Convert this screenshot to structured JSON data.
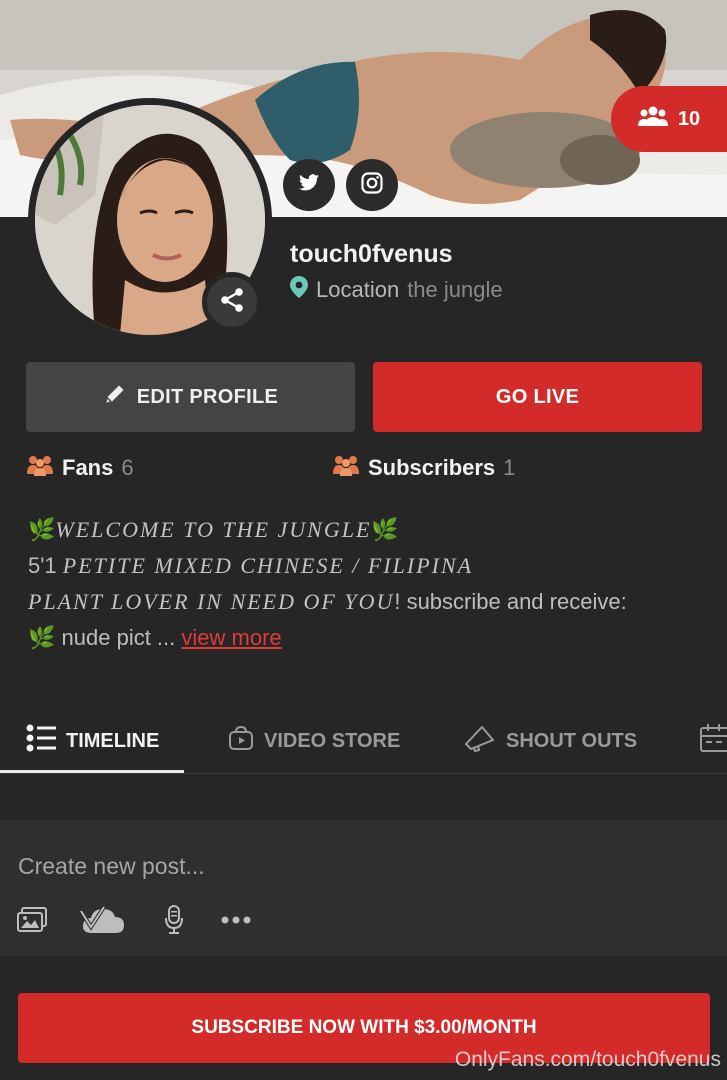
{
  "header": {
    "online_count": "10"
  },
  "profile": {
    "username": "touch0fvenus",
    "location_label": "Location",
    "location_value": "the jungle"
  },
  "actions": {
    "edit_label": "EDIT PROFILE",
    "live_label": "GO LIVE"
  },
  "stats": {
    "fans_label": "Fans",
    "fans_count": "6",
    "subscribers_label": "Subscribers",
    "subscribers_count": "1"
  },
  "bio": {
    "line1": "WELCOME TO THE JUNGLE",
    "line2_plain": "5'1",
    "line2_fancy": "PETITE MIXED CHINESE / FILIPINA",
    "line3_fancy": "PLANT LOVER IN NEED OF YOU",
    "line3_plain": "! subscribe and receive:",
    "line4": "nude pict ...",
    "view_more": "view more"
  },
  "tabs": [
    {
      "label": "TIMELINE",
      "active": true
    },
    {
      "label": "VIDEO STORE",
      "active": false
    },
    {
      "label": "SHOUT OUTS",
      "active": false
    }
  ],
  "composer": {
    "placeholder": "Create new post..."
  },
  "subscribe_label": "SUBSCRIBE NOW WITH $3.00/MONTH",
  "watermark": "OnlyFans.com/touch0fvenus",
  "colors": {
    "accent": "#d32a2a",
    "background": "#262626",
    "panel": "#2f2f2f",
    "icon_orange": "#e07a4a",
    "location_pin": "#6fc7b8"
  }
}
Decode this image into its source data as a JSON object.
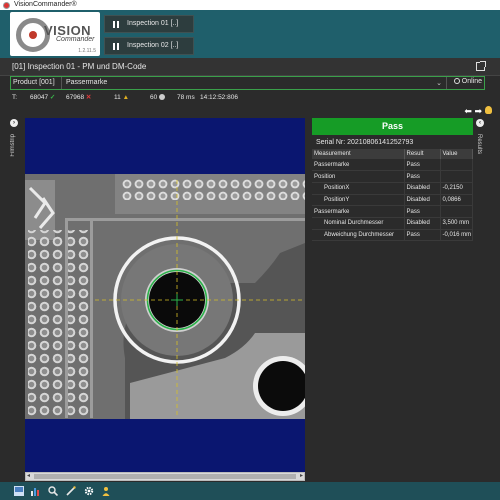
{
  "window": {
    "title": "VisionCommander®"
  },
  "logo": {
    "word1": "VISION",
    "word2": "Commander",
    "version": "1.2.11.5"
  },
  "inspections": [
    {
      "label": "Inspection 01 [..]"
    },
    {
      "label": "Inspection 02 [..]"
    }
  ],
  "tab": {
    "title": "[01] Inspection 01 - PM und DM-Code"
  },
  "product": {
    "label": "Product [001]",
    "value": "Passermarke",
    "online_label": "Online"
  },
  "stats": {
    "t_label": "T:",
    "pass_count": "68047",
    "fail_count": "67968",
    "warn_count": "11",
    "other_count": "60",
    "time_ms": "78 ms",
    "timestamp": "14:12:52:806"
  },
  "side": {
    "filmstrip": "Filmstrip",
    "results": "Results"
  },
  "results": {
    "status": "Pass",
    "serial": "Serial Nr: 20210806141252793",
    "columns": [
      "Measurement",
      "Result",
      "Value"
    ],
    "rows": [
      {
        "measurement": "Passermarke",
        "result": "Pass",
        "value": "",
        "indent": false
      },
      {
        "measurement": "Position",
        "result": "Pass",
        "value": "",
        "indent": false
      },
      {
        "measurement": "PositionX",
        "result": "Disabled",
        "value": "-0,2150",
        "indent": true
      },
      {
        "measurement": "PositionY",
        "result": "Disabled",
        "value": "0,0866",
        "indent": true
      },
      {
        "measurement": "Passermarke",
        "result": "Pass",
        "value": "",
        "indent": false
      },
      {
        "measurement": "Nominal Durchmesser",
        "result": "Disabled",
        "value": "3,500 mm",
        "indent": true
      },
      {
        "measurement": "Abweichung Durchmesser",
        "result": "Pass",
        "value": "-0,016 mm",
        "indent": true
      }
    ]
  },
  "colors": {
    "pass": "#169c26",
    "header": "#1f5f6b",
    "viewer_bg": "#0a1670",
    "accent_green": "#3aa04a"
  },
  "icons": {
    "taskbar": [
      "layout-icon",
      "chart-icon",
      "search-icon",
      "wand-icon",
      "settings-icon",
      "user-icon"
    ],
    "nav": [
      "arrow-left-icon",
      "arrow-right-icon",
      "bulb-icon"
    ]
  }
}
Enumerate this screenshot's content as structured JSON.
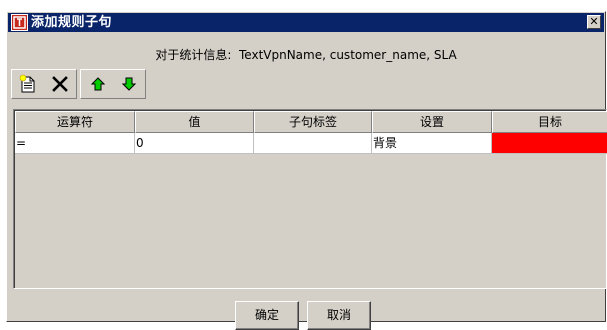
{
  "window": {
    "title": "添加规则子句",
    "close_glyph": "✕"
  },
  "info": {
    "label": "对于统计信息:",
    "value": "TextVpnName, customer_name, SLA"
  },
  "toolbar": {
    "items": [
      "new-document-icon",
      "delete-x-icon",
      "move-up-arrow-icon",
      "move-down-arrow-icon"
    ]
  },
  "table": {
    "columns": [
      "运算符",
      "值",
      "子句标签",
      "设置",
      "目标"
    ],
    "rows": [
      {
        "operator": "=",
        "value": "0",
        "clause_label": "",
        "setting": "背景",
        "target_color": "#ff0000"
      }
    ]
  },
  "buttons": {
    "ok": "确定",
    "cancel": "取消"
  },
  "colors": {
    "titlebar": "#0a246a",
    "face": "#d4d0c8",
    "target_fill": "#ff0000"
  }
}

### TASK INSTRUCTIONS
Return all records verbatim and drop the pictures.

### TASK ANSWER
Convert this screenshot to structured JSON data.
{
  "header": {
    "online_count": "10"
  },
  "profile": {
    "username": "touch0fvenus",
    "location_label": "Location",
    "location_value": "the jungle"
  },
  "actions": {
    "edit_label": "EDIT PROFILE",
    "live_label": "GO LIVE"
  },
  "stats": {
    "fans_label": "Fans",
    "fans_count": "6",
    "subscribers_label": "Subscribers",
    "subscribers_count": "1"
  },
  "bio": {
    "line1": "WELCOME TO THE JUNGLE",
    "line2_plain": "5'1",
    "line2_fancy": "PETITE MIXED CHINESE / FILIPINA",
    "line3_fancy": "PLANT LOVER IN NEED OF YOU",
    "line3_plain": "! subscribe and receive:",
    "line4": "nude pict ...",
    "view_more": "view more"
  },
  "tabs": [
    {
      "label": "TIMELINE",
      "active": true
    },
    {
      "label": "VIDEO STORE",
      "active": false
    },
    {
      "label": "SHOUT OUTS",
      "active": false
    }
  ],
  "composer": {
    "placeholder": "Create new post..."
  },
  "subscribe_label": "SUBSCRIBE NOW WITH $3.00/MONTH",
  "watermark": "OnlyFans.com/touch0fvenus",
  "colors": {
    "accent": "#d32a2a",
    "background": "#262626",
    "panel": "#2f2f2f",
    "icon_orange": "#e07a4a",
    "location_pin": "#6fc7b8"
  }
}
Decode this image into its source data as a JSON object.
{
  "window": {
    "title": "VisionCommander®"
  },
  "logo": {
    "word1": "VISION",
    "word2": "Commander",
    "version": "1.2.11.5"
  },
  "inspections": [
    {
      "label": "Inspection 01 [..]"
    },
    {
      "label": "Inspection 02 [..]"
    }
  ],
  "tab": {
    "title": "[01] Inspection 01 - PM und DM-Code"
  },
  "product": {
    "label": "Product [001]",
    "value": "Passermarke",
    "online_label": "Online"
  },
  "stats": {
    "t_label": "T:",
    "pass_count": "68047",
    "fail_count": "67968",
    "warn_count": "11",
    "other_count": "60",
    "time_ms": "78 ms",
    "timestamp": "14:12:52:806"
  },
  "side": {
    "filmstrip": "Filmstrip",
    "results": "Results"
  },
  "results": {
    "status": "Pass",
    "serial": "Serial Nr: 20210806141252793",
    "columns": [
      "Measurement",
      "Result",
      "Value"
    ],
    "rows": [
      {
        "measurement": "Passermarke",
        "result": "Pass",
        "value": "",
        "indent": false
      },
      {
        "measurement": "Position",
        "result": "Pass",
        "value": "",
        "indent": false
      },
      {
        "measurement": "PositionX",
        "result": "Disabled",
        "value": "-0,2150",
        "indent": true
      },
      {
        "measurement": "PositionY",
        "result": "Disabled",
        "value": "0,0866",
        "indent": true
      },
      {
        "measurement": "Passermarke",
        "result": "Pass",
        "value": "",
        "indent": false
      },
      {
        "measurement": "Nominal Durchmesser",
        "result": "Disabled",
        "value": "3,500 mm",
        "indent": true
      },
      {
        "measurement": "Abweichung Durchmesser",
        "result": "Pass",
        "value": "-0,016 mm",
        "indent": true
      }
    ]
  },
  "colors": {
    "pass": "#169c26",
    "header": "#1f5f6b",
    "viewer_bg": "#0a1670",
    "accent_green": "#3aa04a"
  },
  "icons": {
    "taskbar": [
      "layout-icon",
      "chart-icon",
      "search-icon",
      "wand-icon",
      "settings-icon",
      "user-icon"
    ],
    "nav": [
      "arrow-left-icon",
      "arrow-right-icon",
      "bulb-icon"
    ]
  }
}
Enumerate this screenshot's content as structured JSON.
{
  "window": {
    "title": "添加规则子句",
    "close_glyph": "✕"
  },
  "info": {
    "label": "对于统计信息:",
    "value": "TextVpnName, customer_name, SLA"
  },
  "toolbar": {
    "items": [
      "new-document-icon",
      "delete-x-icon",
      "move-up-arrow-icon",
      "move-down-arrow-icon"
    ]
  },
  "table": {
    "columns": [
      "运算符",
      "值",
      "子句标签",
      "设置",
      "目标"
    ],
    "rows": [
      {
        "operator": "=",
        "value": "0",
        "clause_label": "",
        "setting": "背景",
        "target_color": "#ff0000"
      }
    ]
  },
  "buttons": {
    "ok": "确定",
    "cancel": "取消"
  },
  "colors": {
    "titlebar": "#0a246a",
    "face": "#d4d0c8",
    "target_fill": "#ff0000"
  }
}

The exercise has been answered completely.